She goes for someone else: Part of the female strategy has been paternity confusion. If a female can secure some level of attachment from multiple males without a clear father, both are forced to contribute on the chance that it could be their offspring. Mating with multiple men who share some connection to the female is a strategy that might allow her more access to resources as she raises the child.

He comes back in charging: His goal is to eliminate any competition. The last thing he wants is to be cuckolded - stuck raising the child of another because there is any kind of paternal confusion. Now he is ready to commit and “claim her” for his own. Possessiveness, overextension of his right to her, often happens here. 

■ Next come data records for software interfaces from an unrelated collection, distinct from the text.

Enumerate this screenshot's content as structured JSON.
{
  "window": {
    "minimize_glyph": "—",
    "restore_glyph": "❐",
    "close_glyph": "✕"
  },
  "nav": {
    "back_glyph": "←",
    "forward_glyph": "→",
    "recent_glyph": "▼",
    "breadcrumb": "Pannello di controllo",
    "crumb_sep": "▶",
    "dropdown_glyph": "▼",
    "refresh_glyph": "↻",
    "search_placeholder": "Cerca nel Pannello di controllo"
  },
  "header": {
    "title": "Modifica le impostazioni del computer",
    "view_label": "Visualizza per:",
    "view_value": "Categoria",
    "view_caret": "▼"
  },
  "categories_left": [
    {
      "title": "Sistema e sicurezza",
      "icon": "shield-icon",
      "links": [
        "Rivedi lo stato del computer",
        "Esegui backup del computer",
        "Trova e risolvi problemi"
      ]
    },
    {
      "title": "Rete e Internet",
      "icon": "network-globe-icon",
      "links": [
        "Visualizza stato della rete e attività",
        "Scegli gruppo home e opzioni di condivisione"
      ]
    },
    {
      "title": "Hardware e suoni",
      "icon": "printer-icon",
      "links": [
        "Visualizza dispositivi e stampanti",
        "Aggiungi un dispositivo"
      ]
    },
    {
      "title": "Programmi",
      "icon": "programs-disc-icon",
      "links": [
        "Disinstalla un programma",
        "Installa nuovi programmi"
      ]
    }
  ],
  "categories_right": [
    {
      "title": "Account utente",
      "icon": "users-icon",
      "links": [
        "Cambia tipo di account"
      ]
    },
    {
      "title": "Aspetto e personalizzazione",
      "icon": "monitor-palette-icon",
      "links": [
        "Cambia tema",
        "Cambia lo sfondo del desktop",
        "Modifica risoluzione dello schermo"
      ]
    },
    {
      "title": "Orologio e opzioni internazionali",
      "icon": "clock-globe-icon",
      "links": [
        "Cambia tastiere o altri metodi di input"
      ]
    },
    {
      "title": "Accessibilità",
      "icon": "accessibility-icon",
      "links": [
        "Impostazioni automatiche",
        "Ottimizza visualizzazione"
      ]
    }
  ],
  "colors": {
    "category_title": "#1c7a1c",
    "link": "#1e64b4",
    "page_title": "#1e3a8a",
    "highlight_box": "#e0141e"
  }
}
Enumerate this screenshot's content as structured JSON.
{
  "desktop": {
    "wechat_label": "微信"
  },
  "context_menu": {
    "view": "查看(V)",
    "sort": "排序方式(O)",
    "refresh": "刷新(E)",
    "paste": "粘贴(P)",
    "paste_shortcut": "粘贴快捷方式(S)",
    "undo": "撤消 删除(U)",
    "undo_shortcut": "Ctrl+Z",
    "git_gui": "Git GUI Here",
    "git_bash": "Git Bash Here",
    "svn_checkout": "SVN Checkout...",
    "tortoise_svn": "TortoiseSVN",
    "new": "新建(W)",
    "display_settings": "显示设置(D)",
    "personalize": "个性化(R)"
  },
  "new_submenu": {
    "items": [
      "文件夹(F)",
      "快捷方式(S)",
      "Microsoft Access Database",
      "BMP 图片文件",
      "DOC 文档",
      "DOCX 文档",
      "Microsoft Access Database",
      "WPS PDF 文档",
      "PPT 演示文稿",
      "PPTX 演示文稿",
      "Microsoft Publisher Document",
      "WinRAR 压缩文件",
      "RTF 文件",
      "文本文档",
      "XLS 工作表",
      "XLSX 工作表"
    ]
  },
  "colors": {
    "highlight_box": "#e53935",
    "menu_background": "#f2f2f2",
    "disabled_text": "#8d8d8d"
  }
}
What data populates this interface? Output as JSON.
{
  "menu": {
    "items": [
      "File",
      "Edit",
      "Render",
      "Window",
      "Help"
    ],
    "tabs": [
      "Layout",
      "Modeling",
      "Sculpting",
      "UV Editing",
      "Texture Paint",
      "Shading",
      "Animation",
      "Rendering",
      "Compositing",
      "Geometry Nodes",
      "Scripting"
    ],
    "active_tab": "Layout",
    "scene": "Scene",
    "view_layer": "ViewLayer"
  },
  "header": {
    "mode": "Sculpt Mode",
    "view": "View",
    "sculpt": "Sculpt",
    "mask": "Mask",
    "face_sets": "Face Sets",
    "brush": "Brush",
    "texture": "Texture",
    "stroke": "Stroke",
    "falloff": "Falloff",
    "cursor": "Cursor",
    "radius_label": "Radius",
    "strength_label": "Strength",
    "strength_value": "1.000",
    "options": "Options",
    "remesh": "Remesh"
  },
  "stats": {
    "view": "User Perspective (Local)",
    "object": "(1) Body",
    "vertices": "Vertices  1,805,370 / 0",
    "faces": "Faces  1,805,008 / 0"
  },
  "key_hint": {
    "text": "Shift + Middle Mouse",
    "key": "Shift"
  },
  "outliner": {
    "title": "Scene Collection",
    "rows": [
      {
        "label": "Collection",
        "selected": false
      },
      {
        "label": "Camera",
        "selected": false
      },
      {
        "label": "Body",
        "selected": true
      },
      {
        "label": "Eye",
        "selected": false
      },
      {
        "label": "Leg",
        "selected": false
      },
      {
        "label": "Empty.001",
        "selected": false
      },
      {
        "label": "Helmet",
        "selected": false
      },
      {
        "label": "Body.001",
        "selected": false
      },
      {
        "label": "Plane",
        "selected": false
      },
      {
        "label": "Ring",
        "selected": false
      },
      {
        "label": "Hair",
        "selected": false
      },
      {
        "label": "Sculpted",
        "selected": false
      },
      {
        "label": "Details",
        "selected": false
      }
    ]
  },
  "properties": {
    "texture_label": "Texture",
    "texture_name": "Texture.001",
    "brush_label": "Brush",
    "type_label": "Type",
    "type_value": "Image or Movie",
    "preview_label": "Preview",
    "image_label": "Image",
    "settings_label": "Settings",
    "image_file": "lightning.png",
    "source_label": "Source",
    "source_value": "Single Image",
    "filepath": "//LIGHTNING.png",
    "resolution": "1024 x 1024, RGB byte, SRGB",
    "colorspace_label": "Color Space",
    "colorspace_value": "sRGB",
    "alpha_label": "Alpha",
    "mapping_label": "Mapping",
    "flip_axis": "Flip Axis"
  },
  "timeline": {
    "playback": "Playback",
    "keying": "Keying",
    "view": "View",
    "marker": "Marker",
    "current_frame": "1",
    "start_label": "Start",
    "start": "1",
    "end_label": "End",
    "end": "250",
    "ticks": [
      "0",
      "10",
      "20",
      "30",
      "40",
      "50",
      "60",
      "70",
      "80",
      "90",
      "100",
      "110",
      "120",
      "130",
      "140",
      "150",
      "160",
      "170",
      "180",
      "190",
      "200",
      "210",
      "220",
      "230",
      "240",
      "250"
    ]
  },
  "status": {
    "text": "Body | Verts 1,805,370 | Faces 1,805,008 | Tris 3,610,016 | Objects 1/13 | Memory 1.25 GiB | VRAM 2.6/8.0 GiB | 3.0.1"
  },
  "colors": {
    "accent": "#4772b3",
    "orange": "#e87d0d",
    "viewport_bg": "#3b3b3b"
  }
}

I know. It all sounds pretty ugly, manipulative, old-fashioned, anti-feminist, "Game of Thrones" plot worthy, etc. but it’s how our brains operate when all the other stories are scraped away. Before you make any grand claims about how you don’t play games in relationships, perhaps consider how many moves ahead your subconscious has been playing you.

Your move?

Wake up.

Decide to live consciously and craft a new game. One where both players are honored, respected and playing for the right reasons. Until then, that rollercoaster ride of your subconscious will continue to whip you around in circles until no one feels well.

Everyone deserves a better ride.